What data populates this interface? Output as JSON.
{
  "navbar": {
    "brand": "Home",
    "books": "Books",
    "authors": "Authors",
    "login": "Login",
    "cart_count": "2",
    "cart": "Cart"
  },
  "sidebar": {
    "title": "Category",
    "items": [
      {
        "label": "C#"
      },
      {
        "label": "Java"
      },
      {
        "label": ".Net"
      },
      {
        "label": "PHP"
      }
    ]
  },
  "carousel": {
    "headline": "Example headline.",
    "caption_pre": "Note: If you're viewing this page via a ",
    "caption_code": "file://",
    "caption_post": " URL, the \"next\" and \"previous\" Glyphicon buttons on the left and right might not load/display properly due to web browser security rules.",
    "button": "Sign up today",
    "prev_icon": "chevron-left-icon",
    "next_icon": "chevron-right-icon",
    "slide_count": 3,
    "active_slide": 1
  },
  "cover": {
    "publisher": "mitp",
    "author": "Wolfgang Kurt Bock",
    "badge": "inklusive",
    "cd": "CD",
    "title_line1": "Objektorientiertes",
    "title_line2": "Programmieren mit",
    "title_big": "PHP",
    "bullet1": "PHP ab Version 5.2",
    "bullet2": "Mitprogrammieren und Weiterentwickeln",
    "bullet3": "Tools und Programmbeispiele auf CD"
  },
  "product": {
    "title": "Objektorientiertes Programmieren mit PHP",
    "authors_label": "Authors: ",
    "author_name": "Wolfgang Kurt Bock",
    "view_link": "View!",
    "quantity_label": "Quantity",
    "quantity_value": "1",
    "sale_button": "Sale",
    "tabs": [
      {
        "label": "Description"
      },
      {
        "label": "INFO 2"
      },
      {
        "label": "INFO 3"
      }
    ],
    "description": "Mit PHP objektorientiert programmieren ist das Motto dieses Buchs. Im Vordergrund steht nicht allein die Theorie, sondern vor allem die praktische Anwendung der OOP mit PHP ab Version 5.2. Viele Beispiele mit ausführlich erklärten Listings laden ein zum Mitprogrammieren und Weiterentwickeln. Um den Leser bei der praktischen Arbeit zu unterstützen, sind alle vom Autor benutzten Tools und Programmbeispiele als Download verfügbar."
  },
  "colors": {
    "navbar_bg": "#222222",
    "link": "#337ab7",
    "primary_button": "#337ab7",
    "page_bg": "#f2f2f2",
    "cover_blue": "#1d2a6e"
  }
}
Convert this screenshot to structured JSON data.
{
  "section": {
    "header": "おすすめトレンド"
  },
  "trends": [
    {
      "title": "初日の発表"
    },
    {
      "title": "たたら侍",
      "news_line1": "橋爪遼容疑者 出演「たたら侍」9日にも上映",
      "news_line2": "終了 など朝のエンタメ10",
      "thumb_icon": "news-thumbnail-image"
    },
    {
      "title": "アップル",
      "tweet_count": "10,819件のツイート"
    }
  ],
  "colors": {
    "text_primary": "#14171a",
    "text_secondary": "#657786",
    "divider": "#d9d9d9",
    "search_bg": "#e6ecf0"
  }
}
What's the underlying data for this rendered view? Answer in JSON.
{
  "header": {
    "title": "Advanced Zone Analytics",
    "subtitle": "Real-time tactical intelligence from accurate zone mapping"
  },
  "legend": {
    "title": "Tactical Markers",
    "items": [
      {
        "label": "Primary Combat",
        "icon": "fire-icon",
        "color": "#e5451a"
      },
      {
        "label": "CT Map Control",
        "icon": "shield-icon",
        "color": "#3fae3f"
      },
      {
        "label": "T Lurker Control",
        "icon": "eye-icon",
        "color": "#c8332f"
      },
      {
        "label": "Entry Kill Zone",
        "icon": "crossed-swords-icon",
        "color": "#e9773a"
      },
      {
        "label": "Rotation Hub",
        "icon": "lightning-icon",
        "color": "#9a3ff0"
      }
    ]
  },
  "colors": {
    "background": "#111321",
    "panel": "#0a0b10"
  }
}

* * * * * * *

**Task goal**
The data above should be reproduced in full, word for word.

**Task result**
What data populates this interface? Output as JSON.
{
  "navbar": {
    "brand": "Home",
    "books": "Books",
    "authors": "Authors",
    "login": "Login",
    "cart_count": "2",
    "cart": "Cart"
  },
  "sidebar": {
    "title": "Category",
    "items": [
      {
        "label": "C#"
      },
      {
        "label": "Java"
      },
      {
        "label": ".Net"
      },
      {
        "label": "PHP"
      }
    ]
  },
  "carousel": {
    "headline": "Example headline.",
    "caption_pre": "Note: If you're viewing this page via a ",
    "caption_code": "file://",
    "caption_post": " URL, the \"next\" and \"previous\" Glyphicon buttons on the left and right might not load/display properly due to web browser security rules.",
    "button": "Sign up today",
    "prev_icon": "chevron-left-icon",
    "next_icon": "chevron-right-icon",
    "slide_count": 3,
    "active_slide": 1
  },
  "cover": {
    "publisher": "mitp",
    "author": "Wolfgang Kurt Bock",
    "badge": "inklusive",
    "cd": "CD",
    "title_line1": "Objektorientiertes",
    "title_line2": "Programmieren mit",
    "title_big": "PHP",
    "bullet1": "PHP ab Version 5.2",
    "bullet2": "Mitprogrammieren und Weiterentwickeln",
    "bullet3": "Tools und Programmbeispiele auf CD"
  },
  "product": {
    "title": "Objektorientiertes Programmieren mit PHP",
    "authors_label": "Authors: ",
    "author_name": "Wolfgang Kurt Bock",
    "view_link": "View!",
    "quantity_label": "Quantity",
    "quantity_value": "1",
    "sale_button": "Sale",
    "tabs": [
      {
        "label": "Description"
      },
      {
        "label": "INFO 2"
      },
      {
        "label": "INFO 3"
      }
    ],
    "description": "Mit PHP objektorientiert programmieren ist das Motto dieses Buchs. Im Vordergrund steht nicht allein die Theorie, sondern vor allem die praktische Anwendung der OOP mit PHP ab Version 5.2. Viele Beispiele mit ausführlich erklärten Listings laden ein zum Mitprogrammieren und Weiterentwickeln. Um den Leser bei der praktischen Arbeit zu unterstützen, sind alle vom Autor benutzten Tools und Programmbeispiele als Download verfügbar."
  },
  "colors": {
    "navbar_bg": "#222222",
    "link": "#337ab7",
    "primary_button": "#337ab7",
    "page_bg": "#f2f2f2",
    "cover_blue": "#1d2a6e"
  }
}
Convert this screenshot to structured JSON data.
{
  "section": {
    "header": "おすすめトレンド"
  },
  "trends": [
    {
      "title": "初日の発表"
    },
    {
      "title": "たたら侍",
      "news_line1": "橋爪遼容疑者 出演「たたら侍」9日にも上映",
      "news_line2": "終了 など朝のエンタメ10",
      "thumb_icon": "news-thumbnail-image"
    },
    {
      "title": "アップル",
      "tweet_count": "10,819件のツイート"
    }
  ],
  "colors": {
    "text_primary": "#14171a",
    "text_secondary": "#657786",
    "divider": "#d9d9d9",
    "search_bg": "#e6ecf0"
  }
}
What's the underlying data for this rendered view? Answer in JSON.
{
  "header": {
    "title": "Advanced Zone Analytics",
    "subtitle": "Real-time tactical intelligence from accurate zone mapping"
  },
  "legend": {
    "title": "Tactical Markers",
    "items": [
      {
        "label": "Primary Combat",
        "icon": "fire-icon",
        "color": "#e5451a"
      },
      {
        "label": "CT Map Control",
        "icon": "shield-icon",
        "color": "#3fae3f"
      },
      {
        "label": "T Lurker Control",
        "icon": "eye-icon",
        "color": "#c8332f"
      },
      {
        "label": "Entry Kill Zone",
        "icon": "crossed-swords-icon",
        "color": "#e9773a"
      },
      {
        "label": "Rotation Hub",
        "icon": "lightning-icon",
        "color": "#9a3ff0"
      }
    ]
  },
  "colors": {
    "background": "#111321",
    "panel": "#0a0b10"
  }
}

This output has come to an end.